“Friday Night Lights,” Season Five, Episode Four: Fathers and Sons

Spoiler warning: This is a recap for Friday Night Lights Season 5, airing now on DirecTV. If you’re waiting to watch until next year on NBC, please read no further!

It was back to basics this week on Friday Night Lights. Lovers are quarreling, kids are rebelling, parents are disappointing.

In the lovers corner, we have Julie who is back to sleeping with her married teacher. Vince and Jess, after a nice opening scene which *gasp* showed the two actually smiling, are arguing over her new position as equipment manager and locker room conduct. Jess was the only one still smiling by the end of the episode, relishing in moments when she knew more about the team than Coach Riggins, despite not getting the credit.

Vince is still struggling with trusting his deadbeat dad. He’s seething with anger, challenging all the good memories, pointing out that his dad doesn’t even know his birthday, and checking his apartment for drugs. It seemed like a baby step in the direction of reconciliation when Vince’s dad promised that he wouldn’t let his mother touch drugs again. Of course, I don’t think anyone will be surprised when that goes sour.

The one thing that could be promising for Vince this year is his college recruitment. Although Luke may not agree. Luke was brought to TMU, but Vince was the one sneakily called into a meeting with the coaches. (Were they ever really trying to recruit Luke? It was a bit ambiguous.)

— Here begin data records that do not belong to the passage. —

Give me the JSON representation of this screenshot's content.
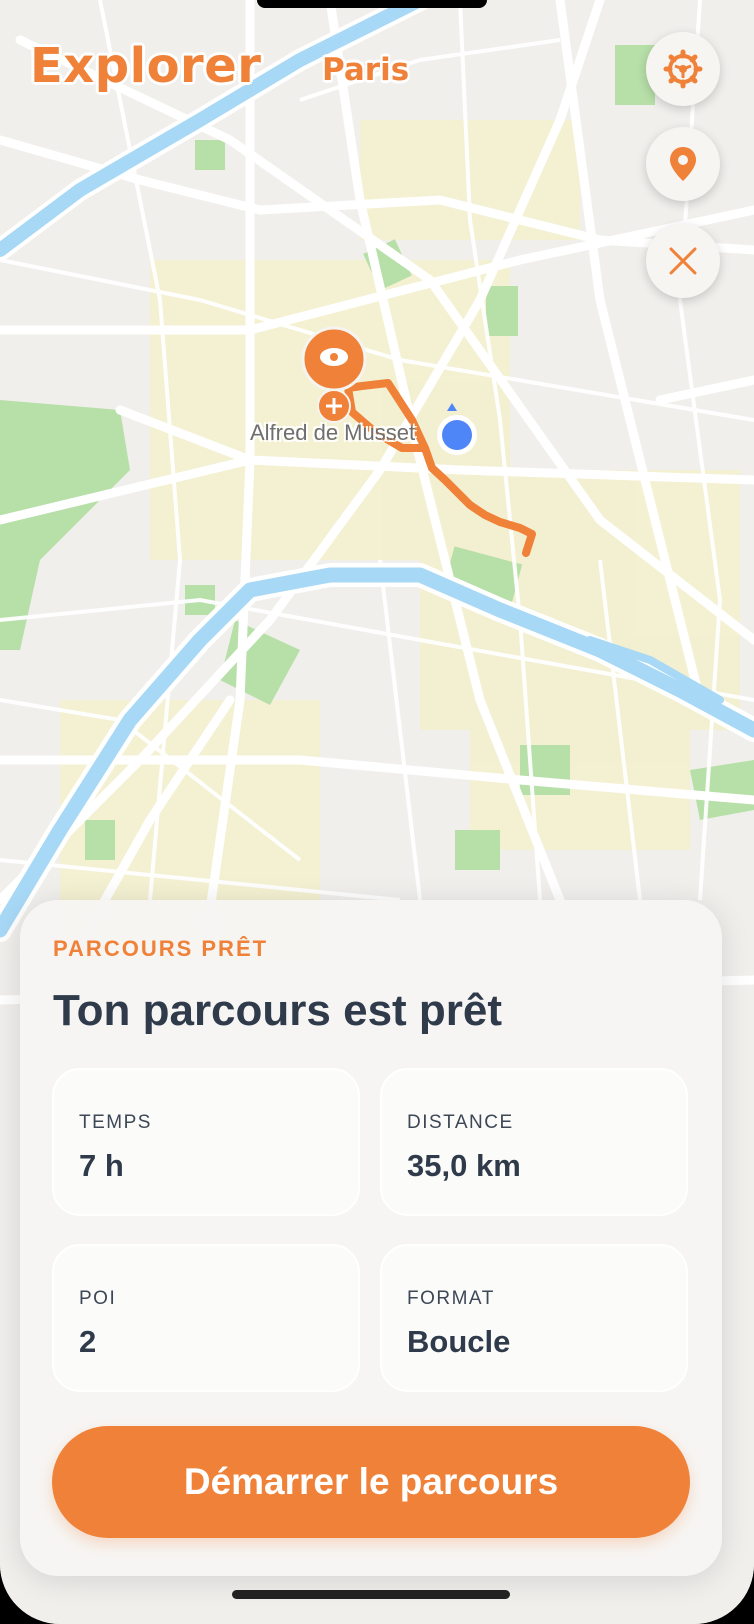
{
  "app": {
    "title": "Explorer",
    "city": "Paris"
  },
  "map": {
    "place_label": "Alfred de Musset",
    "route_color": "#ef8138",
    "user_location_color": "#4f86f7",
    "water_color": "#a7d8f5",
    "park_color": "#b7dfa8"
  },
  "controls": [
    {
      "icon": "gear-icon"
    },
    {
      "icon": "location-pin-icon"
    },
    {
      "icon": "close-icon"
    }
  ],
  "card": {
    "eyebrow": "PARCOURS PRÊT",
    "headline": "Ton parcours est prêt",
    "stats": [
      {
        "label": "TEMPS",
        "value": "7 h"
      },
      {
        "label": "DISTANCE",
        "value": "35,0 km"
      },
      {
        "label": "POI",
        "value": "2"
      },
      {
        "label": "FORMAT",
        "value": "Boucle"
      }
    ],
    "cta_label": "Démarrer le parcours"
  },
  "colors": {
    "accent": "#ef8138",
    "text_dark": "#2f3a4a"
  }
}
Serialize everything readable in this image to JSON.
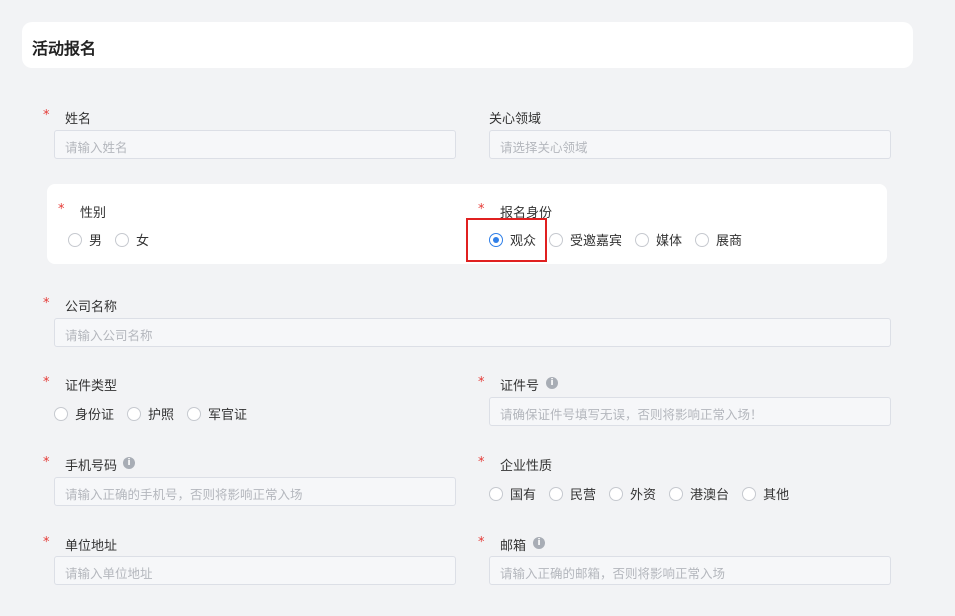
{
  "header": {
    "title": "活动报名"
  },
  "required_mark": "*",
  "form": {
    "name": {
      "label": "姓名",
      "placeholder": "请输入姓名"
    },
    "interest": {
      "label": "关心领域",
      "placeholder": "请选择关心领域"
    },
    "gender": {
      "label": "性别",
      "options": [
        "男",
        "女"
      ]
    },
    "identity": {
      "label": "报名身份",
      "options": [
        "观众",
        "受邀嘉宾",
        "媒体",
        "展商"
      ],
      "selected": "观众"
    },
    "company": {
      "label": "公司名称",
      "placeholder": "请输入公司名称"
    },
    "id_type": {
      "label": "证件类型",
      "options": [
        "身份证",
        "护照",
        "军官证"
      ]
    },
    "id_number": {
      "label": "证件号",
      "placeholder": "请确保证件号填写无误，否则将影响正常入场！"
    },
    "phone": {
      "label": "手机号码",
      "placeholder": "请输入正确的手机号，否则将影响正常入场"
    },
    "enterprise": {
      "label": "企业性质",
      "options": [
        "国有",
        "民营",
        "外资",
        "港澳台",
        "其他"
      ]
    },
    "address": {
      "label": "单位地址",
      "placeholder": "请输入单位地址"
    },
    "email": {
      "label": "邮箱",
      "placeholder": "请输入正确的邮箱，否则将影响正常入场"
    }
  },
  "info_icon_glyph": "i",
  "colors": {
    "accent": "#2f7fe8",
    "required": "#e53935",
    "highlight": "#e02020"
  }
}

It was Becky’s storyline that had the most heart in this episode, with a nice performance this week by Mindy (Stacey Oristano). After hating Billy for letting Becky stay at their house temporarily, Mindy seems to have found a friend. Mindy steps up when she goes to drop Becky off at home, and recognizes how horrible Becky’s home situation is. Now, Becky will be a permanent feature in the Riggins household, something she seems to appreciate beyond being able to stare longingly at pictures of Tim. Messed up home lives are nothing new for Mindy and Billy, but what’s scary is to think they’re in the running for most likely to be the next Eric and Tami, Coach and Mrs. Coach. Oh, how the tables have turned.

One thing I found frustrating in this week’s episode was the stereotyping of the “troubled” teen. We have Epic, who we’ve seen as a rebel already, and certainly someone with which Tami has met her match. This week, Epic is suspended for fighting and relieved to not have to go to school. But when she causes a scene trying to get into the dance, I didn’t understand why someone who hates school, and seems to hate her classmates, would want to show up at a dance at all. What this show is usually really good at is showing a rounded character from the start, so that the audience understands why someone is how they are, whether that’s good or bad. That seems to be missing a bit in some of these new characters.

Speaking of which, Buddy Jr. is now in town, after being kicked out of his mom’s house for smoking marijuana. First of all, props to casting, because Jeff Rosick looks perfect for the part of Buddy’s son. In a short few days, Buddy Jr. has already been caught being disrespectful, breaking into Buddy’s bar and getting wasted by himself in the middle of the day, and stealing from his own father. Pretty much anything a teen boy could be assumed to do wrong, Buddy Jr. has done. Even in a short lived character like Santiago, we got a better sense of who he was and why we should care more than we do about Buddy Jr. It was a bit heart-wrenching to see Buddy struggling to connect to his son, but at this point it seems more like a thin back story for another Coach Taylor salvation character arc.

Overall, a solid episode, if no real major developments. But the teaser for the next episode looks like a doozie, promising a road trip, fires, and a cat fight. Thoughts on the episode? Leave your troubled teen stories in the comments!